Mistaken Identity
By Norah McClintock

Star Rating: 
Genre: YA Mystery

Number of Pages: 192

Date Started: June 12, 2017
Date Finished: June 13, 2017

Synopsis: (From Back of Book)
Sixteen year old Zanny Dugan isn’t sure anymore. Terrible things are happening in her life — things like murder and suicide — and she can’t figure out why. Now it turns out her father isn’t who she thought he was. And if your father is a stranger, then who are you? Zanny’s dead set on finding the answer — even if it seems the whole world doesn’t want her to know the truth.

Review:
My goodness.
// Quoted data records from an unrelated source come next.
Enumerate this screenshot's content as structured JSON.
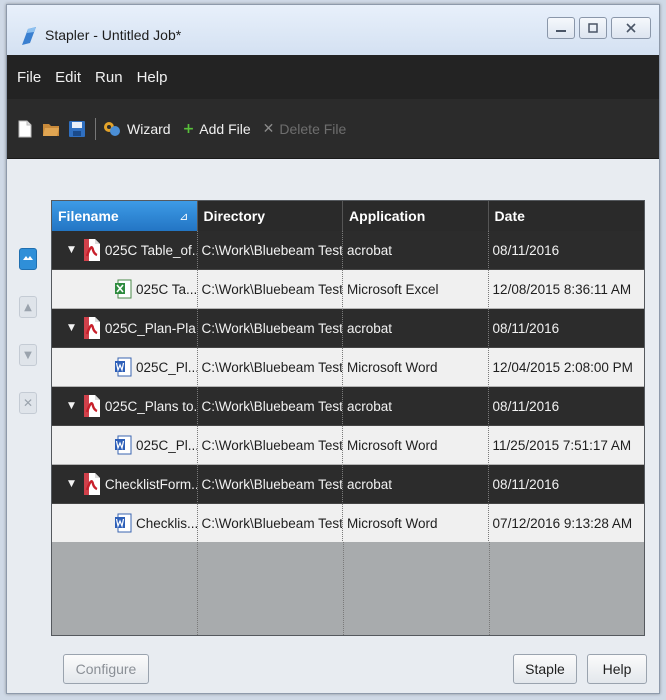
{
  "window": {
    "title": "Stapler - Untitled Job*",
    "controls": [
      "minimize",
      "restore",
      "close"
    ]
  },
  "menu": [
    "File",
    "Edit",
    "Run",
    "Help"
  ],
  "toolbar": {
    "wizard_label": "Wizard",
    "add_file_label": "Add File",
    "delete_file_label": "Delete File"
  },
  "grid": {
    "columns": [
      "Filename",
      "Directory",
      "Application",
      "Date"
    ],
    "sorted_column": "Filename",
    "rows": [
      {
        "type": "parent",
        "icon": "pdf-icon",
        "filename": "025C Table_of...",
        "directory": "C:\\Work\\Bluebeam Test...",
        "application": "acrobat",
        "date": "08/11/2016"
      },
      {
        "type": "child",
        "icon": "excel-icon",
        "filename": "025C Ta...",
        "directory": "C:\\Work\\Bluebeam Test...",
        "application": "Microsoft Excel",
        "date": "12/08/2015 8:36:11 AM"
      },
      {
        "type": "parent",
        "icon": "pdf-icon",
        "filename": "025C_Plan-Pla...",
        "directory": "C:\\Work\\Bluebeam Test...",
        "application": "acrobat",
        "date": "08/11/2016"
      },
      {
        "type": "child",
        "icon": "word-icon",
        "filename": "025C_Pl...",
        "directory": "C:\\Work\\Bluebeam Test...",
        "application": "Microsoft Word",
        "date": "12/04/2015 2:08:00 PM"
      },
      {
        "type": "parent",
        "icon": "pdf-icon",
        "filename": "025C_Plans to...",
        "directory": "C:\\Work\\Bluebeam Test...",
        "application": "acrobat",
        "date": "08/11/2016"
      },
      {
        "type": "child",
        "icon": "word-icon",
        "filename": "025C_Pl...",
        "directory": "C:\\Work\\Bluebeam Test...",
        "application": "Microsoft Word",
        "date": "11/25/2015 7:51:17 AM"
      },
      {
        "type": "parent",
        "icon": "pdf-icon",
        "filename": "ChecklistForm....",
        "directory": "C:\\Work\\Bluebeam Test...",
        "application": "acrobat",
        "date": "08/11/2016"
      },
      {
        "type": "child",
        "icon": "word-icon",
        "filename": "Checklis...",
        "directory": "C:\\Work\\Bluebeam Test...",
        "application": "Microsoft Word",
        "date": "07/12/2016 9:13:28 AM"
      }
    ]
  },
  "buttons": {
    "configure": "Configure",
    "staple": "Staple",
    "help": "Help"
  },
  "colors": {
    "accent": "#2f8fd8",
    "menubar": "#232323",
    "parent_row": "#2c2c2c",
    "child_row": "#f0f0f0",
    "pdf_red": "#c8202b"
  }
}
This book was like all of McClintock’s books I’ve read thus far: amazing. There was mystery and plenty of twists and turns. While I didn’t trust Nick AT ALL because he was fishy, I fell for the detective’s story. I loved Everett Lloyd, he was awesome. So was the neighbor lady, as well as Edward.
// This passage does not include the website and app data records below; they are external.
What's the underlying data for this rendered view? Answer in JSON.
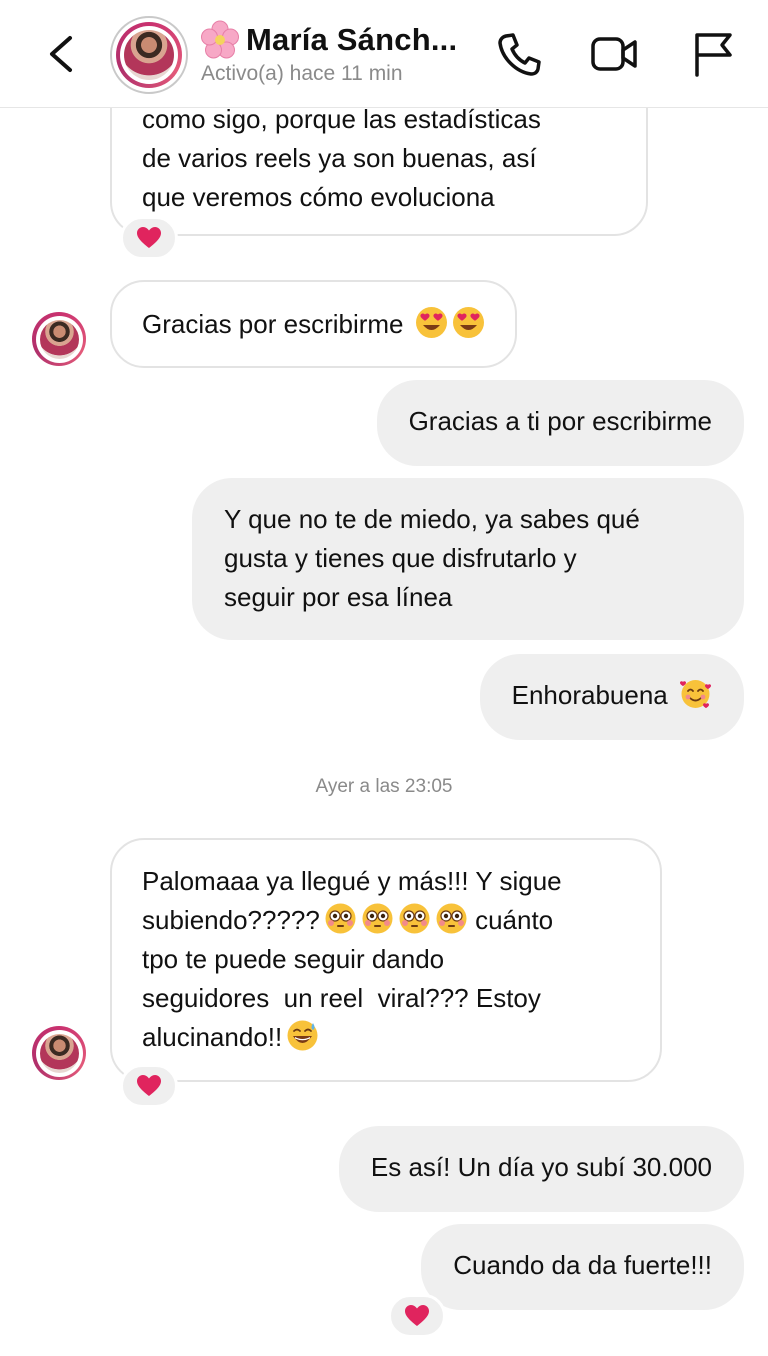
{
  "header": {
    "contact_name": "María Sánch...",
    "status": "Activo(a) hace 11 min",
    "icons": {
      "back": "chevron-left-icon",
      "phone": "phone-icon",
      "video": "video-camera-icon",
      "report": "flag-icon",
      "name_emoji": "cherry-blossom-emoji"
    }
  },
  "conversation": {
    "messages": [
      {
        "direction": "incoming",
        "text": "como sigo, porque las estadísticas\nde varios reels ya son buenas, así\nque veremos cómo evoluciona",
        "reaction": "❤️"
      },
      {
        "direction": "incoming",
        "text": "Gracias por escribirme",
        "emojis": [
          "heart-eyes-emoji",
          "heart-eyes-emoji"
        ]
      },
      {
        "direction": "outgoing",
        "text": "Gracias a ti por escribirme"
      },
      {
        "direction": "outgoing",
        "text": "Y que no te de miedo, ya sabes qué\ngusta y tienes que disfrutarlo y\nseguir por esa línea"
      },
      {
        "direction": "outgoing",
        "text": "Enhorabuena",
        "emojis": [
          "smiling-face-with-hearts-emoji"
        ]
      },
      {
        "direction": "incoming",
        "text_parts": [
          "Palomaaa ya llegué y más!!! Y sigue\nsubiendo?????",
          " cuánto\ntpo te puede seguir dando\nseguidores  un reel  viral??? Estoy\nalucinando!!"
        ],
        "emojis": [
          "flushed-face-emoji",
          "flushed-face-emoji",
          "flushed-face-emoji",
          "flushed-face-emoji",
          "grinning-sweat-emoji"
        ],
        "reaction": "❤️"
      },
      {
        "direction": "outgoing",
        "text": "Es así! Un día yo subí 30.000"
      },
      {
        "direction": "outgoing",
        "text": "Cuando da da fuerte!!!",
        "reaction": "❤️"
      }
    ],
    "timestamp": "Ayer a las 23:05"
  },
  "colors": {
    "incoming_bubble_border": "#e3e3e3",
    "outgoing_bubble": "#efefef",
    "story_ring": "#c9316f",
    "reaction_heart": "#e0245e",
    "status_text": "#8a8a8a"
  }
}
Though Zanny didn’t know anything about her dad’s past, and she regretted not knowing him better, it seems more common than one would think. When growing up, especially during the teenage years, parents aren’t going to tell children every little detail about their lives, their interests, and certainly not about mischievous things that children may be inspired to recreate.

I’d definitely recommend this book.

Author Biography: (From Amazon)
Norah McClintock has won an unprecedented five Arthur Ellis Awards for Crime Fiction for Mistaken Identity, The Body in the Basement, Sins of the Father, Scared to Death and Break and Enter. McClintock has also been nominated for the Arthur Ellis Award for her non-fiction title Body, Crime, Suspect; No Escape was nominated for the White Pine Award; and Hit and Run was nominated for the Red Maple Award in 2004.